“The Devil Wears Nada” Reviewed By A Christian Humanist and A Christian Anarchist (something here is not right)
And/or . . . click here to read a review of The Devil Wears Nada by Jesus Radicals.
Both are solid reviews, and I say that not because they are relatively positive (with stellar criticisms) but because they actually read the book.
But you can’t always count on reviewers reading the material–even from the so-called professionals. I won’t name any names, but one reviewer (it rhymes with Fublisher’s Meekly), literally, skimmed the first two pages and then concluded, incorrectly, it was a book about theodicy. Wow. Good job failing miserably. Not even close.
You know, it’s not that the reviewers at Publisher’s Weekly, aw crap, I mean, Fublisher’s Meekly, are incompetent–at least, I don’t think they are incompetent–it’s just that they are lazy and immoral.
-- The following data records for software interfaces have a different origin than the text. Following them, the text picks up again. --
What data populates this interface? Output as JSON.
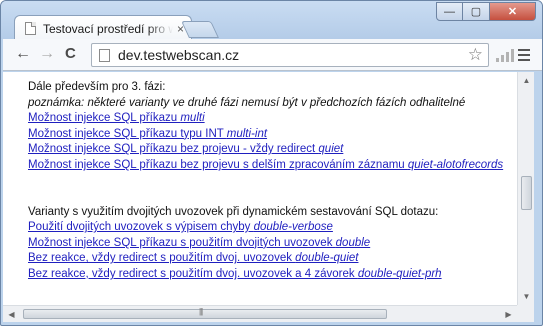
{
  "browser": {
    "tab_title": "Testovací prostředí pro w",
    "tab_close": "×",
    "url": "dev.testwebscan.cz",
    "back": "←",
    "forward": "→",
    "reload": "C",
    "star": "☆",
    "window_minimize": "—",
    "window_maximize": "▢",
    "window_close": "✕"
  },
  "page": {
    "intro": "Dále především pro 3. fázi:",
    "note": "poznámka: některé varianty ve druhé fázi nemusí být v předchozích fázích odhalitelné",
    "links_a": [
      {
        "text": "Možnost injekce SQL příkazu ",
        "tag": "multi"
      },
      {
        "text": "Možnost injekce SQL příkazu typu INT ",
        "tag": "multi-int"
      },
      {
        "text": "Možnost injekce SQL příkazu bez projevu - vždy redirect ",
        "tag": "quiet"
      },
      {
        "text": "Možnost injekce SQL příkazu bez projevu s delším zpracováním záznamu ",
        "tag": "quiet-alotofrecords"
      }
    ],
    "section2": "Varianty s využitím dvojitých uvozovek při dynamickém sestavování SQL dotazu:",
    "links_b": [
      {
        "text": "Použití dvojitých uvozovek s výpisem chyby ",
        "tag": "double-verbose"
      },
      {
        "text": "Možnost injekce SQL příkazu s použitím dvojitých uvozovek ",
        "tag": "double"
      },
      {
        "text": "Bez reakce, vždy redirect s použitím dvoj. uvozovek ",
        "tag": "double-quiet"
      },
      {
        "text": "Bez reakce, vždy redirect s použitím dvoj. uvozovek a 4 závorek ",
        "tag": "double-quiet-prh"
      }
    ]
  }
}
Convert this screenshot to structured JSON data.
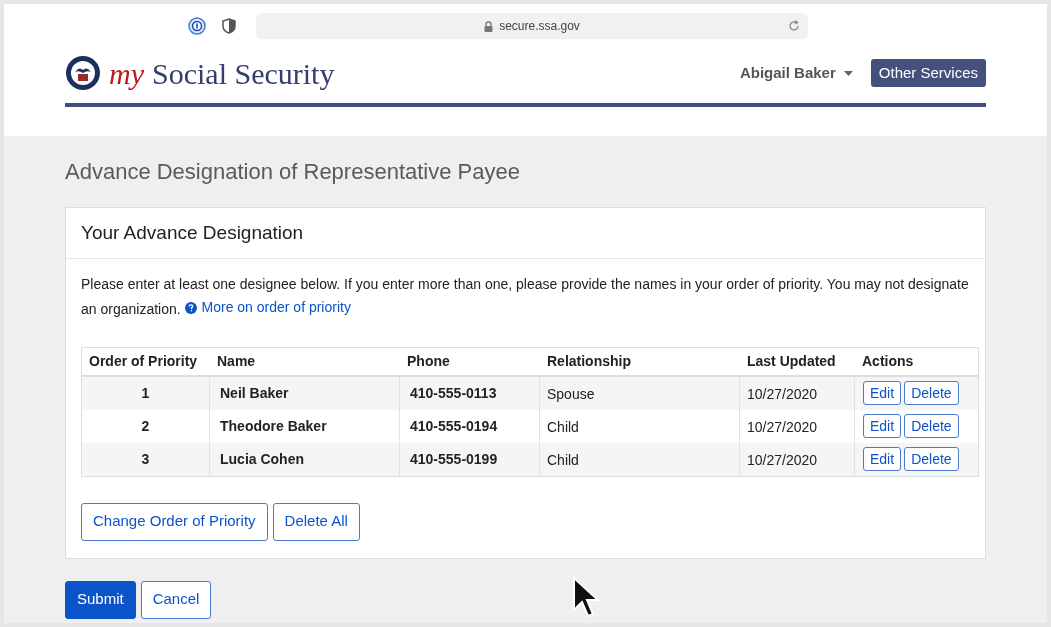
{
  "browser": {
    "url": "secure.ssa.gov"
  },
  "header": {
    "logo_prefix": "my",
    "logo_text": "Social Security",
    "user_menu": "Abigail Baker",
    "other_services": "Other Services"
  },
  "page_title": "Advance Designation of Representative Payee",
  "card": {
    "title": "Your Advance Designation",
    "intro": "Please enter at least one designee below. If you enter more than one, please provide the names in your order of priority. You may not designate an organization.",
    "help_link": "More on order of priority",
    "table": {
      "columns": [
        "Order of Priority",
        "Name",
        "Phone",
        "Relationship",
        "Last Updated",
        "Actions"
      ],
      "rows": [
        {
          "order": "1",
          "name": "Neil Baker",
          "phone": "410-555-0113",
          "relationship": "Spouse",
          "last_updated": "10/27/2020",
          "actions": [
            "Edit",
            "Delete"
          ]
        },
        {
          "order": "2",
          "name": "Theodore Baker",
          "phone": "410-555-0194",
          "relationship": "Child",
          "last_updated": "10/27/2020",
          "actions": [
            "Edit",
            "Delete"
          ]
        },
        {
          "order": "3",
          "name": "Lucia Cohen",
          "phone": "410-555-0199",
          "relationship": "Child",
          "last_updated": "10/27/2020",
          "actions": [
            "Edit",
            "Delete"
          ]
        }
      ]
    },
    "buttons": [
      "Change Order of Priority",
      "Delete All"
    ]
  },
  "form_buttons": [
    {
      "label": "Submit",
      "kind": "primary"
    },
    {
      "label": "Cancel",
      "kind": "secondary"
    }
  ]
}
It is absolutely nefarious to review a book one did not read. Their “reading” of the book consisted nothing more of scanning the back summary and the first two pages. Citing from pages one and two, commenting that cynics would enjoy the book (cynics of what?), and that I failed to engage sincere thinkers contemplating theodicy. Um . . . first of all, the book is not about theodicy, and second, I engaged thinkers such as David Bentley Hart, Thomas Aquinas, Karl Barth, Herbert McCabe, Hans Urs von Balthasar, John Milbank, Dante . . . oh, and, what’s that dude’s name . . . most prominent thinker in Christian history . . . oh yes, Augustine . . . but apparently, none of them are sincere thinkers.
Again, I say, “wow.”
Congratulations, Publisher’s Weekly (well, dammit, there I go again), I mean Fublisher’s Meekly: my barely literate undergraduates in Kentucky write better reviews than you. At least they know how to pretend they read more than . . . let’s see . . . oh, 2 goes into 164 . . . that would be . . . um, more than 1.22% of the book.
So, come on, be honest . . . were you just so busy reviewing the same old schlock that you couldn’t be bothered? Were you staying up late at night weeping over the rocky romances found within the pages of An Amish Love when you should have been reading about a match made in hell?
And don’t even bother asking how I know about An Amish Love. That’s quality literature.
(Actually, I wouldn’t know. I pulled a card out of your deck . . . I didn’t read it.)